Irish watchdog’s case against Facebook to be heard in Europe’s highest court
Data Protection Commissioner action could have major impact on firm’s business model
Max Schrems, Austrian privacy activist. Photograph: Joe Klamar/AFP/Getty Images
But this time Schrems is no longer the complainant but sees himself as a defendant, alongside the social media company, in a high-profile case taken by Ireland’s Data Protection Commissioner (DPC).
The DPC case, which arrives in Luxembourg after stops in the State’s commercial and supreme courts, will examine whether Facebook data transfers to the US meet EU privacy standards, and whether the Irish authority is legally entitled to adjudicate on such matters.
Any ruling could have a profound impact on Facebook’s business model in Europe and Ireland’s reputation both as a tech hub and regulator of the industry.
In 2013, Mr Schrems, then a Viennese law student, filed a complaint with the DPC that Facebook’s EU subsidiary in Dublin was collecting more data from European users than permitted by EU privacy law.
He broadened his complaint after claims by Edward Snowden that US intelligence had secured back-door access to Facebook user data. After the DPC declined to examine the complaint, Mr Schrems took a High Court case, which, in turn, sought clarification from the European Court of Justice (CJEU) in Luxembourg.
In a landmark 2015 decision, the CJEU dismissed the European Commission’s “Safe Harbour” data transfer arrangements with the US and ordered that the DPC investigate the Schrems complaint.

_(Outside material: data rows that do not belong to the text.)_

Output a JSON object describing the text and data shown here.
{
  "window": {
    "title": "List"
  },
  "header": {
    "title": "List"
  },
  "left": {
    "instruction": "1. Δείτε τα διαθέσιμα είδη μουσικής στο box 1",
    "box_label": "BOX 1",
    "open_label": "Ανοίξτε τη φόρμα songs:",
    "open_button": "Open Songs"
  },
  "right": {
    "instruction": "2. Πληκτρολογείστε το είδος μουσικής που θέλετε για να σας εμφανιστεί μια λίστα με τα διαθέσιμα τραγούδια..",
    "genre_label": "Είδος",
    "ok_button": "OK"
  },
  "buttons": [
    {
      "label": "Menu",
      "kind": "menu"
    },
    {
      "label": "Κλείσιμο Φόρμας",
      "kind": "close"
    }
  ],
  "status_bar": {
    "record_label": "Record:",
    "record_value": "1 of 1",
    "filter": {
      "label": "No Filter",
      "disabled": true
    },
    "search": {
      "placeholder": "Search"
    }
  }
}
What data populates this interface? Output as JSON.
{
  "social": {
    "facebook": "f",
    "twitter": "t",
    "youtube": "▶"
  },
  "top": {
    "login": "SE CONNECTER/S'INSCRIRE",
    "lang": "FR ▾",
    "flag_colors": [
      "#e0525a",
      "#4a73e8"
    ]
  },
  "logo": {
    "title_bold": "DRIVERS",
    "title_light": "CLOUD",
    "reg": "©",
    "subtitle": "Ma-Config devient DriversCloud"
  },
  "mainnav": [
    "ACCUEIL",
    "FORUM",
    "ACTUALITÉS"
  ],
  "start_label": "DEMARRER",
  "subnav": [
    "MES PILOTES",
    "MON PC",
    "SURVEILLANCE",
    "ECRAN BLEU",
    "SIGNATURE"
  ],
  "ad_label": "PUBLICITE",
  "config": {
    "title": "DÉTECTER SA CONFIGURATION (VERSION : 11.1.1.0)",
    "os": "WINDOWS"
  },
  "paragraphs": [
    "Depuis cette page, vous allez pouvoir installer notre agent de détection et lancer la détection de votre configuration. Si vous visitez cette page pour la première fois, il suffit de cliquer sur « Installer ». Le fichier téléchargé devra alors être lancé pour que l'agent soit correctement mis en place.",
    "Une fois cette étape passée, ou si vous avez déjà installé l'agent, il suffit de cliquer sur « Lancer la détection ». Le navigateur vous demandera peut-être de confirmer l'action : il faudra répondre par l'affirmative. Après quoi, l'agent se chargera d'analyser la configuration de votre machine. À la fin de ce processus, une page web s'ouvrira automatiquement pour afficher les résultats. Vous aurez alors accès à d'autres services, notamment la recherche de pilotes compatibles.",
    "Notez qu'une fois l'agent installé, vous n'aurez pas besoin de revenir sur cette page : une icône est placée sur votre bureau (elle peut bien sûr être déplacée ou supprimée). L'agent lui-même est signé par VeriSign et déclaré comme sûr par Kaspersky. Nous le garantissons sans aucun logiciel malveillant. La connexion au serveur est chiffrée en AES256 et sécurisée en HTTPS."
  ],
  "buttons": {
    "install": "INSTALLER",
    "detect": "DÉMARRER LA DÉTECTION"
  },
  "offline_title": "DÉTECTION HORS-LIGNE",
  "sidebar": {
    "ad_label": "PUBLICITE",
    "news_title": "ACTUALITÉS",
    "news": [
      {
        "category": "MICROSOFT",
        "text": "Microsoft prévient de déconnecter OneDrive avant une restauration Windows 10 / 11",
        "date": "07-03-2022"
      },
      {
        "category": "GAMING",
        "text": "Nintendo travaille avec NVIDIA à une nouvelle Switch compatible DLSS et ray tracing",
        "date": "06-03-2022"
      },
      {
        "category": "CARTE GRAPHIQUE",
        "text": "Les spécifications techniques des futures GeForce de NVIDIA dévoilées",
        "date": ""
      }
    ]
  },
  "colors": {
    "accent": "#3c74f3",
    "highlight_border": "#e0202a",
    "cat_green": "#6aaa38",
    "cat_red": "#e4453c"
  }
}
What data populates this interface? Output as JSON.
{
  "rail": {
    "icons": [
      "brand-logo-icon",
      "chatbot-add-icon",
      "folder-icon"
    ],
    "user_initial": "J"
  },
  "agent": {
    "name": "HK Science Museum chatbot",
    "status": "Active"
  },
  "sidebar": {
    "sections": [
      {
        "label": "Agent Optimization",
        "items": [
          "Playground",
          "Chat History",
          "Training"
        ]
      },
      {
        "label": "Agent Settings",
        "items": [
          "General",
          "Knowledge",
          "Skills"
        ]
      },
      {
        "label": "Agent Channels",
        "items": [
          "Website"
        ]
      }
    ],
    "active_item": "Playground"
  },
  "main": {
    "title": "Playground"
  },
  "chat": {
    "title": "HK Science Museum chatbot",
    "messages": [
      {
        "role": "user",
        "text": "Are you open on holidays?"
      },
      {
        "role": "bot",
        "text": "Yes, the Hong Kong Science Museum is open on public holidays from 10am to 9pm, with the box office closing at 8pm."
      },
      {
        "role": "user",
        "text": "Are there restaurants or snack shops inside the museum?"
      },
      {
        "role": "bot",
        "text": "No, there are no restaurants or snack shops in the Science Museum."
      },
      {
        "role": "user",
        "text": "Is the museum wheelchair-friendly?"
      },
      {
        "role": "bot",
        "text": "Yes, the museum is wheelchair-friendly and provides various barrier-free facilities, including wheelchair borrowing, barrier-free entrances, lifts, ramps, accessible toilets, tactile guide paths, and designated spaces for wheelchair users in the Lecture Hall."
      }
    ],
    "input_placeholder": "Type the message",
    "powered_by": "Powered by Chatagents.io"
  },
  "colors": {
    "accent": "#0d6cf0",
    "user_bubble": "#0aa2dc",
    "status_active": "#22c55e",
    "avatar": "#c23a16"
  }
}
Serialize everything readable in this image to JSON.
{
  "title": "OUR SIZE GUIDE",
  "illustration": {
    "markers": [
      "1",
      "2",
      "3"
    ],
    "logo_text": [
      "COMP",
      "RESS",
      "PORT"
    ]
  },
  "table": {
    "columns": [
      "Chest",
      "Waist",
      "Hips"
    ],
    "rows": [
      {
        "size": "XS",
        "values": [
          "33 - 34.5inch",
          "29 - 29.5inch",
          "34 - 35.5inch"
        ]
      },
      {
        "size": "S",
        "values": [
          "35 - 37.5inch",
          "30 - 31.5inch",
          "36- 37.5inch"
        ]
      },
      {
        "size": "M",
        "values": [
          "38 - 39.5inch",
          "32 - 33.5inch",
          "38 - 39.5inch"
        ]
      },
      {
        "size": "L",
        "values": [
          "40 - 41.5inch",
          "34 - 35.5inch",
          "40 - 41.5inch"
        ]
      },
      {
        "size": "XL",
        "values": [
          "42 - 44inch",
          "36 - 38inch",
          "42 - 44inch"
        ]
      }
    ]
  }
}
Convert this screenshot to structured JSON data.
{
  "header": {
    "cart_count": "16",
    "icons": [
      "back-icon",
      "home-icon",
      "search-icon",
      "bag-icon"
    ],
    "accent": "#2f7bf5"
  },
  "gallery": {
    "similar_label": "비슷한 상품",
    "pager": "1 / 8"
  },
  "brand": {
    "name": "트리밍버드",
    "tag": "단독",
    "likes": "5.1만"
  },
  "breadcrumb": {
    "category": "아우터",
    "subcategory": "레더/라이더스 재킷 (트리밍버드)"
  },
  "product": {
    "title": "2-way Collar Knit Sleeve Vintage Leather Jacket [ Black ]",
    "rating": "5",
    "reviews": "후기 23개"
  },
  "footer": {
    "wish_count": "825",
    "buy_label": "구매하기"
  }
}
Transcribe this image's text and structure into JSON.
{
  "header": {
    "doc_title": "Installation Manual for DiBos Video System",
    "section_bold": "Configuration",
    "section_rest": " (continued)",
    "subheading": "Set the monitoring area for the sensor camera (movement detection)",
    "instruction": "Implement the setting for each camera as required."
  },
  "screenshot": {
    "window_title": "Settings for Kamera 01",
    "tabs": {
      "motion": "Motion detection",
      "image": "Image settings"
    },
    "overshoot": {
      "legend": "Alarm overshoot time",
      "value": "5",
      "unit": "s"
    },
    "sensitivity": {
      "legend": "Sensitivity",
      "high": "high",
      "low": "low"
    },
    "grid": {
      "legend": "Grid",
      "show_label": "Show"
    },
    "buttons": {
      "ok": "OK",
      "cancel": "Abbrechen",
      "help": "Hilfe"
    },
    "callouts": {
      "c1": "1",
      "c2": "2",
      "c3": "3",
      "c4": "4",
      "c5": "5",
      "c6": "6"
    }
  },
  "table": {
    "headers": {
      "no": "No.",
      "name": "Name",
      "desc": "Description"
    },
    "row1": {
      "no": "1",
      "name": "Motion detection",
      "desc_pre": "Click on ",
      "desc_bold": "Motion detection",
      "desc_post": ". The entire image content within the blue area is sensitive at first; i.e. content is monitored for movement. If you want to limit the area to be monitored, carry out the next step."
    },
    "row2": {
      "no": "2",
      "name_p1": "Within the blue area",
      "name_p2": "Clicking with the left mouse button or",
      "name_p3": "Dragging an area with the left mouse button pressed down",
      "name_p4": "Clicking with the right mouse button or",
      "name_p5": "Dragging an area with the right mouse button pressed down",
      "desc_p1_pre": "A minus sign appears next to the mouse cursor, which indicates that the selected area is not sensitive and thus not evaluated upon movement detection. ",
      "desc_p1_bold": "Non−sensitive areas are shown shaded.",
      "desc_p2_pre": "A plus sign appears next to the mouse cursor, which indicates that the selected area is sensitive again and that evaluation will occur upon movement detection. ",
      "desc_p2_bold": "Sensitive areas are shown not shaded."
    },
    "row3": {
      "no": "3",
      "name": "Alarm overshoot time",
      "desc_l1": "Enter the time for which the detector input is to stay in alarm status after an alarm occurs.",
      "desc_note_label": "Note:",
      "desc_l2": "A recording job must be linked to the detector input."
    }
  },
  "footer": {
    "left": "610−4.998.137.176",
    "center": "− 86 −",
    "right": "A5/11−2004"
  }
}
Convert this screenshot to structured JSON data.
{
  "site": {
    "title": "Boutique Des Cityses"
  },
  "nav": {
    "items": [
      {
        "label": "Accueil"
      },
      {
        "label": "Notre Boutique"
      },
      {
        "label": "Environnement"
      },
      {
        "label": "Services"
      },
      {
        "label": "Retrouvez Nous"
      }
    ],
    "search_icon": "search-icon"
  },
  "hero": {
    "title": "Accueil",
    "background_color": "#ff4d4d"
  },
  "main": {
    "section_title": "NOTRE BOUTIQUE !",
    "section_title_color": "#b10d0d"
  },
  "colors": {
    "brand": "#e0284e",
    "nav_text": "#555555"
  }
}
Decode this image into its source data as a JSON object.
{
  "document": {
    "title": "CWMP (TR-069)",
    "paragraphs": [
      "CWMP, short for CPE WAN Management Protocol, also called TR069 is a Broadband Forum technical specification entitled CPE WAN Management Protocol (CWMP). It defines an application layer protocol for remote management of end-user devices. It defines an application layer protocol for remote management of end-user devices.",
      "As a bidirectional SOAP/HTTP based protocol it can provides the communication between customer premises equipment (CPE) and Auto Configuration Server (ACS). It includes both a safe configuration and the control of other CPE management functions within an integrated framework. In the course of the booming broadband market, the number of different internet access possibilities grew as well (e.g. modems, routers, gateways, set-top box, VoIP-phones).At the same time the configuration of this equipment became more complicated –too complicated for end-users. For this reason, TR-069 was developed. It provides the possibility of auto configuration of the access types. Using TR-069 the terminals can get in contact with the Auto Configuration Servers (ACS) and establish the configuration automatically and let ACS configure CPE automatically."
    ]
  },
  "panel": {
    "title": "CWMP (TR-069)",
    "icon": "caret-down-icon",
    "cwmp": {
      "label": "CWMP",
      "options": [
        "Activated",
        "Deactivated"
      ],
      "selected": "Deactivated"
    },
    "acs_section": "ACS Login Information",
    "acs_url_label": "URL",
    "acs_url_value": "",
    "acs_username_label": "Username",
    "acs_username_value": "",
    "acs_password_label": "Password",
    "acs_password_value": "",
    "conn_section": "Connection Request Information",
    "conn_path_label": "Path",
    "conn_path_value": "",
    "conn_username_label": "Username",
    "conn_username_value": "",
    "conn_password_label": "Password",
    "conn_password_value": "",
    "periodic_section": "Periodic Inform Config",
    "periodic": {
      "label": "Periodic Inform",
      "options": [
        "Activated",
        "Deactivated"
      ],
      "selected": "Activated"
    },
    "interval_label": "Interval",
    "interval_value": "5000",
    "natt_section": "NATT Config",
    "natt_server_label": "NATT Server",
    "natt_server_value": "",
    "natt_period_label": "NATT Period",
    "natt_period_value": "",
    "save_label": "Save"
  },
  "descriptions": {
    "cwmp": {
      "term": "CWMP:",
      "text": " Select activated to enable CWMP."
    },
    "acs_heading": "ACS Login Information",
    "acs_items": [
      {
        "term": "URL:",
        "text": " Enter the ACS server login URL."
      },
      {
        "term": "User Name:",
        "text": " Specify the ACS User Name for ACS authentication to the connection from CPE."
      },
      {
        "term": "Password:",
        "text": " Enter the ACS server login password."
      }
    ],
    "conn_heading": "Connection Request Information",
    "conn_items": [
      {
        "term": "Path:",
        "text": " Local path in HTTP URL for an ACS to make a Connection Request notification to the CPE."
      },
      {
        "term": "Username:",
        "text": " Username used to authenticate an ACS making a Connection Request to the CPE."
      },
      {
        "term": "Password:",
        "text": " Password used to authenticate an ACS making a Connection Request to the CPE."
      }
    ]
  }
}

After the ruling, the DPC revealed that Facebook did not use Safe Harbour for data transfers but another channel, known as standard contractual clauses (SCC).
Mr Schrems modified his complaint to include SCCs and the DPC began an investigation into whether this allowed mass processing by US intelligence of EU citizens’ data on Facebook servers.
Instead of making a finding, the DPC instead filed a case in 2016 at the High Court against Facebook and Max Schrems with the aim of directing further questions to the CJEU.
After a six-week hearing, the High Court in Dublin ruled that the US federal government was carrying out a mass processing of EU citizens’ personal data and submitted 11 questions to the CJEU.
After today’s hearing in the main chamber, a ruling is expected by the end of the year.
Six years after the original Schrems complaint was filed, the DPC has yet to make an official finding on whether Facebook’s data transfers – taking place on its watch in Dublin – are compatible with EU law.
The DPC says it has no competence to rule on this matter, while Facebook insists its actions are covered by the EU-US Privacy Shield, the successor to defunct Safe Harbour provisions. The company launched – and lost – a Supreme Court action to block the latest referral to Luxembourg.
“This case has been outstanding for six years,” said Mr Schrems, founder of privacy lobby group noyb. “In this six years the DPC has made decisions in just 2 to 3 per cent of cases lodged with it. We have no problem with SCCs, we have a problem with the implementation of the law.”